Whilst each of these events isn’t groundbreaking in game design, they flow together so well that, at least for your first play through, you’ll easily be taken away by the number of options you have to take in terms of engaging content.
Now, that does lead me to one concern I found about Rage. At times, I was a little too blown away. I was thrown so many upgrade screens and progression systems all at once that I just felt a bit unsure of what to progress and why. I think the upgrade systems for your vehicles, weapons, skills, and other tidbits are great mechanics, but they’re a little full on for a new player that may be unsure of what exactly matters.
I found myself holding on to my collected resources because I felt unsure it was even worth upgrading my current weapons and vehicle when more exciting, more fun weapons and vehicles were just around the corner.

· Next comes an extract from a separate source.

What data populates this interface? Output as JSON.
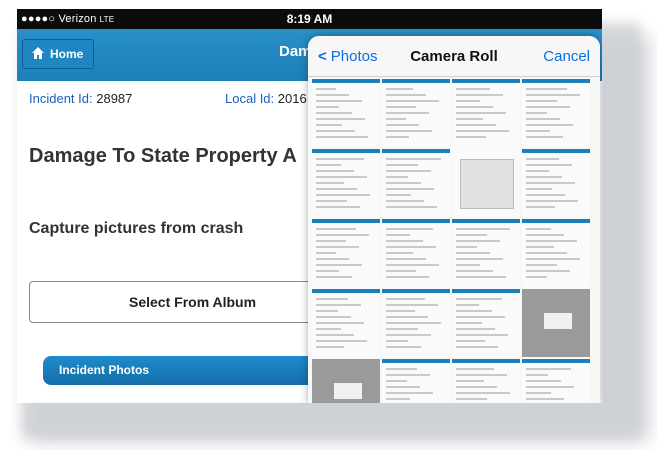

I think that the developers could have done a little more to ease players into the content that’s available and all of the different systems and what their main purpose may be.
Speaking of fun weapons, though, Rage 2 does a great job here. Despite moving to the Avalanche engine, the weapons still feel very much like they belong in an ID Software game. You have the Wingstick, which is essentially a deadly boomerang that can rip through enemies.
Then a Shotgun that just feels ever so like something from Doom. What about the Firestorm revolver? This can shoot beams and then pull players into it, sending them pulsing into the air. Or my personal favourite, the Grav-Dart launcher – an excellent physics defying tool. You shoot in one location, then shoot your enemy, then activate the gravity and the enemy will go flying towards your first location.
You can also get access to a range of superhero-like powers. To begin with, you get Dash, a very simple tool to phase in the direction you’re facing. Great for throwing enemies off or getting out of the way of danger. You can get a ground-pound like slam attack, or use a force push style ability called Shatter.
Vortex is one of my favourites – you can throw a vortex down and enemies will be pulled towards it, then you can have them hanging, helplessly in the air. There’s an overdrive meter that builds up when you use your weapons and abilities in quick succession. With Overdrive activated, you deal more damage, regain health, and more importantly, each ability and weapon has even more unique features.
To gain new gear and powers, you have to find Arks scattered around the game world. Interestingly, most Arks aren’t part of the main quest line, so you need to explore the world, find them yourself, or speak to in-game characters to learn of their whereabouts to gain access to some of the fun powers and weapons.
The environments and game world for Rage 2 is stunningly beautiful and immersive, too. Everything from the dirt track roads to the foliage slowly growing back into existence. Then we have the rickety settlements and cities that are teeming with life and activity.
If you want to be immersed into a fun, engaging world that draws you in with its environment and unique game mechanics Rage 2 is certainly for you.
There’s just so, so much on offer with Rage 2 that it can often be a little overwhelming at first. I’d suggest that you take the time to learn the upgrade systems, understand how everything works, and go find all of the Arks so that you can try out all of the abilities and weapons for yourself.